I can’t make a diagnosis on the basis of a letter of course. But the behaviors you report are consistent with antisocial personality disorder (ASPD). Psychopath is not an official diagnostic category in the DSM-5, the Diagnostic and Statistical Manual of Mental Disorders that is used by mental health professionals. None the less, “psychopath” is commonly used as a term to describe people who have little empathy for others. ASPD is found in .2% – 3% of the population.
I’m struck by the fact that she’s been behaving so inappropriately towards others since she was very young. A person with ASPD has a long history of manipulating, exploiting, and hurting others. They don’t take responsibility for their hurtful actions and show little remorse or guilt when called to account. They have little regard for the rights of others. Often they try to shift the blame for the negative consequences of their behavior on someone else.

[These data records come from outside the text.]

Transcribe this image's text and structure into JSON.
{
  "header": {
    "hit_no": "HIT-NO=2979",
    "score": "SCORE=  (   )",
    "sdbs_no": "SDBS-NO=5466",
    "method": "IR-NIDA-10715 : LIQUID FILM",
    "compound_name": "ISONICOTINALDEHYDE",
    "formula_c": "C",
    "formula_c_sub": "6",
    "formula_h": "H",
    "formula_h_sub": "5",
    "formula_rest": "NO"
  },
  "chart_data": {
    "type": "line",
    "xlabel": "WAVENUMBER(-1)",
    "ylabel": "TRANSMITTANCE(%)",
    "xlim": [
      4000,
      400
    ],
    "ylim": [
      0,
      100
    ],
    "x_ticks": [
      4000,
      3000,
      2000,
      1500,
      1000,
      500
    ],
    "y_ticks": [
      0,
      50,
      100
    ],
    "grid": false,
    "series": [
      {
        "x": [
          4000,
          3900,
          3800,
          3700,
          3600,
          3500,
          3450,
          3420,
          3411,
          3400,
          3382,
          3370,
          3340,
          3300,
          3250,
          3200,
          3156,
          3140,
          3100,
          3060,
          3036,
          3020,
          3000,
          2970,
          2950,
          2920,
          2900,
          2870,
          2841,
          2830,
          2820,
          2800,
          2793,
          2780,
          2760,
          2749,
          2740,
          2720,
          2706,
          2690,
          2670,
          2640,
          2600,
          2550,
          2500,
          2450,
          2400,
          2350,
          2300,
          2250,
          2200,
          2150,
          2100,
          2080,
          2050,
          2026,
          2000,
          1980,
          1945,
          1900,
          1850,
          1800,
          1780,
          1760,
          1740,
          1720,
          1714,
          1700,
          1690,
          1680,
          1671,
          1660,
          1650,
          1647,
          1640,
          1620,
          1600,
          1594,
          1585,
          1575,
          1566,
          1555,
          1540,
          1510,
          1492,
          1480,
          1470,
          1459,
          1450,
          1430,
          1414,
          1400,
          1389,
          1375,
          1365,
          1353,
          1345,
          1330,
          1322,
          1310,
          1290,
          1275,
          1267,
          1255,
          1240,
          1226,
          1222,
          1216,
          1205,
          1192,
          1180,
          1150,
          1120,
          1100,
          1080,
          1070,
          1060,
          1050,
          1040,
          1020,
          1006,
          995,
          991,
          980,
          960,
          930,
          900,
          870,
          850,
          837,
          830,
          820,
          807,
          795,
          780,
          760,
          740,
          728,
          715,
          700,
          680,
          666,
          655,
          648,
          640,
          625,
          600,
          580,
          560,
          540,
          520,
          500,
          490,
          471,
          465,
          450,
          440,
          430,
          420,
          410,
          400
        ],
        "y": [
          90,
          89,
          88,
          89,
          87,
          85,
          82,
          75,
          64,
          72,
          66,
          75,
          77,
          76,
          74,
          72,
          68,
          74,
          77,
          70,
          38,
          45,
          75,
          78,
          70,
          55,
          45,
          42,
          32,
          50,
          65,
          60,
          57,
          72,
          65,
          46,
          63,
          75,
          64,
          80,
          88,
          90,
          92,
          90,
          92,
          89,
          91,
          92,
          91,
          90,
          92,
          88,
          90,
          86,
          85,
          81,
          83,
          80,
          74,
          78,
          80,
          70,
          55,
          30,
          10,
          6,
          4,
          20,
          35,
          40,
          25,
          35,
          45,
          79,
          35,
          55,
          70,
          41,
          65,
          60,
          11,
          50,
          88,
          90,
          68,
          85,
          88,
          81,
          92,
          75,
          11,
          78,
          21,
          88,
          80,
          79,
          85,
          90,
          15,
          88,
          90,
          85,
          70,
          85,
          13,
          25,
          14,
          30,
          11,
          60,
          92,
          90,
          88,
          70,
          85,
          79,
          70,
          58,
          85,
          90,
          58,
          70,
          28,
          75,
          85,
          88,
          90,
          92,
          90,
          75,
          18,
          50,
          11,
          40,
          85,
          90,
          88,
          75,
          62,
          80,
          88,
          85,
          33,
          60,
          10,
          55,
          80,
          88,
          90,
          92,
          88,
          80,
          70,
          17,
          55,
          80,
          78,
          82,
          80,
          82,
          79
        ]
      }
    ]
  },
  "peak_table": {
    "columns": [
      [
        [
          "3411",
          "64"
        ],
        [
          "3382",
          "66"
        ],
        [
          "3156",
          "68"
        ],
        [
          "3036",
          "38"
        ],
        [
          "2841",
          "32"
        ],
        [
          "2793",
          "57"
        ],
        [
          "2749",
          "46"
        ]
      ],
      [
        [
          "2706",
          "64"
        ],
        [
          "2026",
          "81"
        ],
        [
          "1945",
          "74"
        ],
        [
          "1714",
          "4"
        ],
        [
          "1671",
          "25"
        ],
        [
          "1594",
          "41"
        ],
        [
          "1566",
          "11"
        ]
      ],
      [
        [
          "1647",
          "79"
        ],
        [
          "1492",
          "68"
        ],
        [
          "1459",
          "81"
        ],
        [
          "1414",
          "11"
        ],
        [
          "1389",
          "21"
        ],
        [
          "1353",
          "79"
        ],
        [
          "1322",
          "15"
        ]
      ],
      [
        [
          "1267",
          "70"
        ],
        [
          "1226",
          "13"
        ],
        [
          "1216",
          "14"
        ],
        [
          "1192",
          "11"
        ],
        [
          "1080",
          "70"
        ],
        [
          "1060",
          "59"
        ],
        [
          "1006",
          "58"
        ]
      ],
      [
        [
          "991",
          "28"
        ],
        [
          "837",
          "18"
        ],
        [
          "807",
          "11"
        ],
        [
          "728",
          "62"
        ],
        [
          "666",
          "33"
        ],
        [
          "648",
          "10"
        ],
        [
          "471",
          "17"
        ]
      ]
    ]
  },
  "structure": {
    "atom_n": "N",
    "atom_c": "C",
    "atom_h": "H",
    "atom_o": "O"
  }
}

They can do quite well meeting people in a social situation, but they have difficulty maintaining friendships over time due to their thoughtlessness. Employment is often unstable due to their irresponsibility, impulsivity, and inability to work collaboratively with others. Family members who have had to repeatedly deal with their negative, even at times violent behavior, find them hard to deal with.
It is confusing to others that the same person who can be callous and thoughtless can also be quite charming. Your sister is probably often “forgiven” by others who don’t see her very often so haven’t been subjected to the pattern of abuse.
Unfortunately, people with APD aren’t likely to seek help from a mental health professional on their own. From their point of view, everything is someone else’s fault. They feel justified in conning and hurting others because they believe that everyone is out for themselves. They can’t acknowledge that their beliefs about others and their behavior is not usual or normal. For that reason, it probably won’t be helpful for you to suggest to your sister that she see a therapist.
Regardless of label, your challenge is to decide what you will accept as the terms of your relationship with your sister. You do not have to tolerate hurtful behavior. You are under no obligation to continue a visit if she is unkind. When provoked by her, do your best not to fall into the trap of being as unkind to her as she is to others. Simply calmly state that what she is saying is unacceptable and leave the situation as gracefully as you can. You will feel best about yourself if you can hang on to your own integrity in spite of your sister’s provocations.
I wish you well.